Exact copies of all entries are expected.
········
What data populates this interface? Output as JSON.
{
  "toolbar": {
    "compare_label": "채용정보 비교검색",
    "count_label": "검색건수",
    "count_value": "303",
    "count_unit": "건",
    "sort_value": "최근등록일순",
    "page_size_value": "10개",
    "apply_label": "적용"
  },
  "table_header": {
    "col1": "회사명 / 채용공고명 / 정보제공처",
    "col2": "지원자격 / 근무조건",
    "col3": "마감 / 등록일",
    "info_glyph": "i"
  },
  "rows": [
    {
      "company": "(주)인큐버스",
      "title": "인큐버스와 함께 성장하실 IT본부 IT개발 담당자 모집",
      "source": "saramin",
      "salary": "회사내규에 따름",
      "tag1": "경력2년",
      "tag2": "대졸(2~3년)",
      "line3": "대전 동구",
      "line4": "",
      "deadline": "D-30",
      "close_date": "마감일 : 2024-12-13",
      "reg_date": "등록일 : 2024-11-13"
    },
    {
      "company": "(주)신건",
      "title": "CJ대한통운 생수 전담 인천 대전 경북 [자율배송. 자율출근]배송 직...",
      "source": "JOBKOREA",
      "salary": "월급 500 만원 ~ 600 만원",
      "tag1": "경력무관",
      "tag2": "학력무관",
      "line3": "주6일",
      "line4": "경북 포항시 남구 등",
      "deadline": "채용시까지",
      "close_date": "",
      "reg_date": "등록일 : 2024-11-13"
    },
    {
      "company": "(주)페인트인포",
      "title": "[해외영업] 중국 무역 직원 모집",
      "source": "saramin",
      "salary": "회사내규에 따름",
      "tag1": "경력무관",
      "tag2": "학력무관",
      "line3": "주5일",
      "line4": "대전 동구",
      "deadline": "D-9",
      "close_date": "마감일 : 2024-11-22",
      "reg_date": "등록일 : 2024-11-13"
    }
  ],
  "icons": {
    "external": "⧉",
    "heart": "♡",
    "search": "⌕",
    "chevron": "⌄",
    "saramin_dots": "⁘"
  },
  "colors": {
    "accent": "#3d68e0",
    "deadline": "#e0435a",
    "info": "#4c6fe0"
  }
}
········
Exercise output:
What data populates this interface? Output as JSON.
{
  "toolbar": {
    "compare_label": "채용정보 비교검색",
    "count_label": "검색건수",
    "count_value": "303",
    "count_unit": "건",
    "sort_value": "최근등록일순",
    "page_size_value": "10개",
    "apply_label": "적용"
  },
  "table_header": {
    "col1": "회사명 / 채용공고명 / 정보제공처",
    "col2": "지원자격 / 근무조건",
    "col3": "마감 / 등록일",
    "info_glyph": "i"
  },
  "rows": [
    {
      "company": "(주)인큐버스",
      "title": "인큐버스와 함께 성장하실 IT본부 IT개발 담당자 모집",
      "source": "saramin",
      "salary": "회사내규에 따름",
      "tag1": "경력2년",
      "tag2": "대졸(2~3년)",
      "line3": "대전 동구",
      "line4": "",
      "deadline": "D-30",
      "close_date": "마감일 : 2024-12-13",
      "reg_date": "등록일 : 2024-11-13"
    },
    {
      "company": "(주)신건",
      "title": "CJ대한통운 생수 전담 인천 대전 경북 [자율배송. 자율출근]배송 직...",
      "source": "JOBKOREA",
      "salary": "월급 500 만원 ~ 600 만원",
      "tag1": "경력무관",
      "tag2": "학력무관",
      "line3": "주6일",
      "line4": "경북 포항시 남구 등",
      "deadline": "채용시까지",
      "close_date": "",
      "reg_date": "등록일 : 2024-11-13"
    },
    {
      "company": "(주)페인트인포",
      "title": "[해외영업] 중국 무역 직원 모집",
      "source": "saramin",
      "salary": "회사내규에 따름",
      "tag1": "경력무관",
      "tag2": "학력무관",
      "line3": "주5일",
      "line4": "대전 동구",
      "deadline": "D-9",
      "close_date": "마감일 : 2024-11-22",
      "reg_date": "등록일 : 2024-11-13"
    }
  ],
  "icons": {
    "external": "⧉",
    "heart": "♡",
    "search": "⌕",
    "chevron": "⌄",
    "saramin_dots": "⁘"
  },
  "colors": {
    "accent": "#3d68e0",
    "deadline": "#e0435a",
    "info": "#4c6fe0"
  }
}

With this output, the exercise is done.